Apple on Tuesday announced an updated Xserve that delivers up to twice the performance of its previous-generation server.
The combination of Intel's Nehalem Xeon processors and a new system architecture deliver up to an 89 percent performance-per-watt improvement. Xserve is available with one or two Intel Xeon processors, a low-power solid-state drive (SSD) and up to 3TB of internal storage. The Xserve includes an unlimited client license and sells for $2,999.
"The Xserve is the best work group server for our education, business and creative customers," said David Moody, Apple's vice president of worldwide Mac product marketing. "With up to twice the performance, better power efficiency, and an innovative SSD drive option, this is the best Xserve we've ever made."
Specing Out the New Xserve
The Xserve's Intel Xeon processors run at speeds up to 2.93 GHz. Each processor offers an integrated memory controller with three channels of 1066-MHz DDR3 ECC memory that Apple said delivers up to 2.4 times the memory bandwidth while cutting memory latency up to 40 percent. Using high-efficiency power supplies and intelligent thermal management, Apple said Xserve delivers a 19 percent reduction in idle power use.
Xserve offers a 128GB SSD boot-drive option that demands only a fraction of the power of a hard disk and delivers up to 48 times faster random-access times without occupying a drive bay, according to Apple. Xserve's three 3.5-inch drive bays support both 7200 rpm SATA and 15,000 rpm SAS drives and can be configured with up to 3TB of internal storage.

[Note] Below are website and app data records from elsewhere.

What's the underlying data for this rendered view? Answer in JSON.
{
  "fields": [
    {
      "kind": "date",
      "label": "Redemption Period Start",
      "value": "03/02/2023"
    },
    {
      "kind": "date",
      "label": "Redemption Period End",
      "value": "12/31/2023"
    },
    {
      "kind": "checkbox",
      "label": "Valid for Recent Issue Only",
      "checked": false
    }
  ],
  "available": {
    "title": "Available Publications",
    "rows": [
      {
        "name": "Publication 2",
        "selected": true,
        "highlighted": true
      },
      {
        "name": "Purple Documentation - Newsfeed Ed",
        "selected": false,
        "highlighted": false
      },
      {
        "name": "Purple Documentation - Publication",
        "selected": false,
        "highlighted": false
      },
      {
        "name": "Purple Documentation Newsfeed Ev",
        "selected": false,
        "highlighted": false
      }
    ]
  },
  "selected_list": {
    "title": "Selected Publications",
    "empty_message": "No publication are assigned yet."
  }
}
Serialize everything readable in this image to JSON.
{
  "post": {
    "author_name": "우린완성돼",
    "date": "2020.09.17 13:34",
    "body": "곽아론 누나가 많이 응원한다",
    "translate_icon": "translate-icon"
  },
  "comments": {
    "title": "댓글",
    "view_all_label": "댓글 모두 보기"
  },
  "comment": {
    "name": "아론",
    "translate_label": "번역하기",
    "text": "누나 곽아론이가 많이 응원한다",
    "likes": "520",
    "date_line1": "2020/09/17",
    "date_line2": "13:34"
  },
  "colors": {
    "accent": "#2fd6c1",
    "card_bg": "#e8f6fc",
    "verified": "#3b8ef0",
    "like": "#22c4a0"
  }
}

Two PCI Express 2.0 x16 expansion slots provide massive I/O bandwidth to support the latest high-bandwidth expansion cards. Apple said the Xserve RAID card option now delivers improved performance up to 497MB/s and supports RAID levels 0, 1 and 5 with 512MB of cache without using a PCI Express expansion slot. A 72-hour backup battery is included for enhanced .
Leopard on Xserve
Every Xserve ships with an unlimited client edition of Leopard Server. The operating system supports Mac, Linux and Windows clients without the added cost of client-access licenses. According to Charles King, principal analyst at Pund-IT, this broad client support is a key reason Apple moved to Intel chips. Profit margins are another.
"Apple switched from the IBM PowerPC to Intel a couple of years ago so it could enjoy more aggressive pricing on the processor side, which helps improve profit margins," King said. "But it also more fully opened up the world of Windows and Linux computing to the Mac platform. The move to Nehalem makes sense."
Apple said Leopard Server extends the company's user-friendly reputation by way of the Server Assistant and Server Preferences that aim to allow even nontechnical users to manage users and groups on the server and easily set up key services. But King said the Xserve remains a highly specialized platform that requires either staff with special skills or staff that is prepared to go through training to run it.
"The capabilities of a machine like that need to be really notable for it to pay off for the company," King said. "Apple's got a great rep in the consumer world and even among business PC manufacturers, but its servers are relegated to some fairly niche areas. Companies need to ask themselves if it's worth paying a premium for a product that is of relatively limited use and requires different skill sets than the Windows-based HP, IBM and Dell servers that they could probably get for much less."